(Extracted data entries)
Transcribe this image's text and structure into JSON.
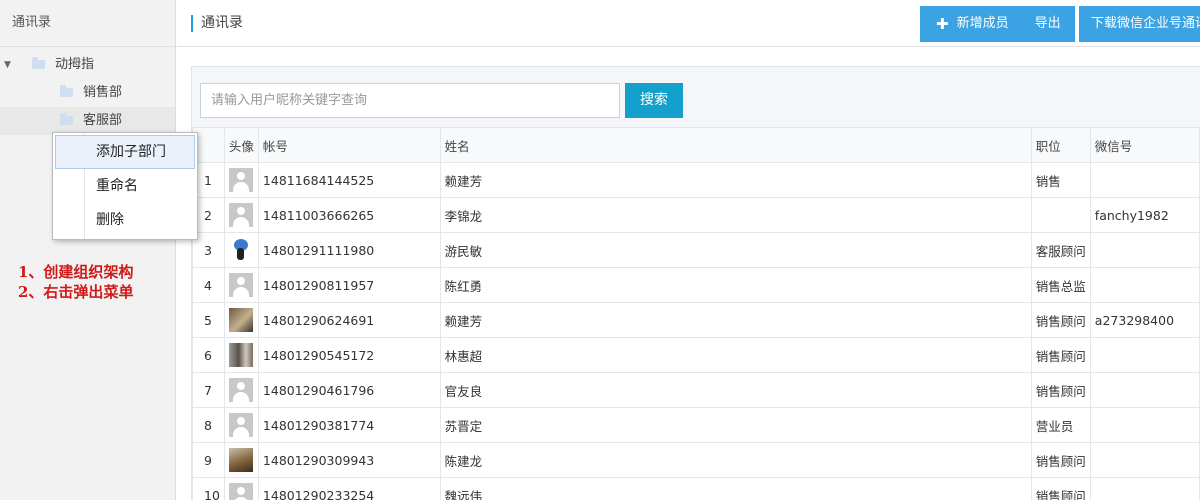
{
  "sidebar": {
    "title": "通讯录",
    "tree": [
      {
        "label": "动拇指",
        "toggle": "▼"
      },
      {
        "label": "销售部"
      },
      {
        "label": "客服部"
      }
    ]
  },
  "context_menu": {
    "items": [
      "添加子部门",
      "重命名",
      "删除"
    ]
  },
  "annotation": {
    "line1": "1、创建组织架构",
    "line2": "2、右击弹出菜单"
  },
  "header": {
    "title": "通讯录",
    "add_member": "新增成员",
    "export": "导出",
    "download": "下载微信企业号通讯录"
  },
  "search": {
    "placeholder": "请输入用户昵称关键字查询",
    "button": "搜索"
  },
  "table": {
    "columns": [
      "",
      "头像",
      "帐号",
      "姓名",
      "职位",
      "微信号"
    ],
    "rows": [
      {
        "index": "1",
        "avatar": "default",
        "account": "14811684144525",
        "name": "赖建芳",
        "position": "销售",
        "wechat": ""
      },
      {
        "index": "2",
        "avatar": "default",
        "account": "14811003666265",
        "name": "李锦龙",
        "position": "",
        "wechat": "fanchy1982"
      },
      {
        "index": "3",
        "avatar": "cartoon",
        "account": "14801291111980",
        "name": "游民敏",
        "position": "客服顾问",
        "wechat": ""
      },
      {
        "index": "4",
        "avatar": "default",
        "account": "14801290811957",
        "name": "陈红勇",
        "position": "销售总监",
        "wechat": ""
      },
      {
        "index": "5",
        "avatar": "photo1",
        "account": "14801290624691",
        "name": "赖建芳",
        "position": "销售顾问",
        "wechat": "a273298400"
      },
      {
        "index": "6",
        "avatar": "photo2",
        "account": "14801290545172",
        "name": "林惠超",
        "position": "销售顾问",
        "wechat": ""
      },
      {
        "index": "7",
        "avatar": "default",
        "account": "14801290461796",
        "name": "官友良",
        "position": "销售顾问",
        "wechat": ""
      },
      {
        "index": "8",
        "avatar": "default",
        "account": "14801290381774",
        "name": "苏晋定",
        "position": "营业员",
        "wechat": ""
      },
      {
        "index": "9",
        "avatar": "photo3",
        "account": "14801290309943",
        "name": "陈建龙",
        "position": "销售顾问",
        "wechat": ""
      },
      {
        "index": "10",
        "avatar": "default",
        "account": "14801290233254",
        "name": "魏远伟",
        "position": "销售顾问",
        "wechat": ""
      }
    ]
  },
  "colors": {
    "accent": "#3ba3e3",
    "search_button": "#14a0cc",
    "annotation": "#d01a1a"
  }
}
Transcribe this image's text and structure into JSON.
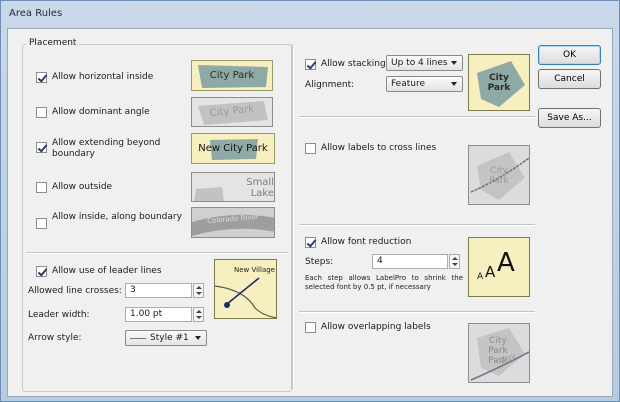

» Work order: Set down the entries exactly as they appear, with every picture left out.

» Answer for this exercise:
Transcribe this image's text and structure into JSON.
{
  "sidebar": {
    "title": "通讯录",
    "tree": [
      {
        "label": "动拇指",
        "toggle": "▼"
      },
      {
        "label": "销售部"
      },
      {
        "label": "客服部"
      }
    ]
  },
  "context_menu": {
    "items": [
      "添加子部门",
      "重命名",
      "删除"
    ]
  },
  "annotation": {
    "line1": "1、创建组织架构",
    "line2": "2、右击弹出菜单"
  },
  "header": {
    "title": "通讯录",
    "add_member": "新增成员",
    "export": "导出",
    "download": "下载微信企业号通讯录"
  },
  "search": {
    "placeholder": "请输入用户昵称关键字查询",
    "button": "搜索"
  },
  "table": {
    "columns": [
      "",
      "头像",
      "帐号",
      "姓名",
      "职位",
      "微信号"
    ],
    "rows": [
      {
        "index": "1",
        "avatar": "default",
        "account": "14811684144525",
        "name": "赖建芳",
        "position": "销售",
        "wechat": ""
      },
      {
        "index": "2",
        "avatar": "default",
        "account": "14811003666265",
        "name": "李锦龙",
        "position": "",
        "wechat": "fanchy1982"
      },
      {
        "index": "3",
        "avatar": "cartoon",
        "account": "14801291111980",
        "name": "游民敏",
        "position": "客服顾问",
        "wechat": ""
      },
      {
        "index": "4",
        "avatar": "default",
        "account": "14801290811957",
        "name": "陈红勇",
        "position": "销售总监",
        "wechat": ""
      },
      {
        "index": "5",
        "avatar": "photo1",
        "account": "14801290624691",
        "name": "赖建芳",
        "position": "销售顾问",
        "wechat": "a273298400"
      },
      {
        "index": "6",
        "avatar": "photo2",
        "account": "14801290545172",
        "name": "林惠超",
        "position": "销售顾问",
        "wechat": ""
      },
      {
        "index": "7",
        "avatar": "default",
        "account": "14801290461796",
        "name": "官友良",
        "position": "销售顾问",
        "wechat": ""
      },
      {
        "index": "8",
        "avatar": "default",
        "account": "14801290381774",
        "name": "苏晋定",
        "position": "营业员",
        "wechat": ""
      },
      {
        "index": "9",
        "avatar": "photo3",
        "account": "14801290309943",
        "name": "陈建龙",
        "position": "销售顾问",
        "wechat": ""
      },
      {
        "index": "10",
        "avatar": "default",
        "account": "14801290233254",
        "name": "魏远伟",
        "position": "销售顾问",
        "wechat": ""
      }
    ]
  },
  "colors": {
    "accent": "#3ba3e3",
    "search_button": "#14a0cc",
    "annotation": "#d01a1a"
  }
}
Transcribe this image's text and structure into JSON.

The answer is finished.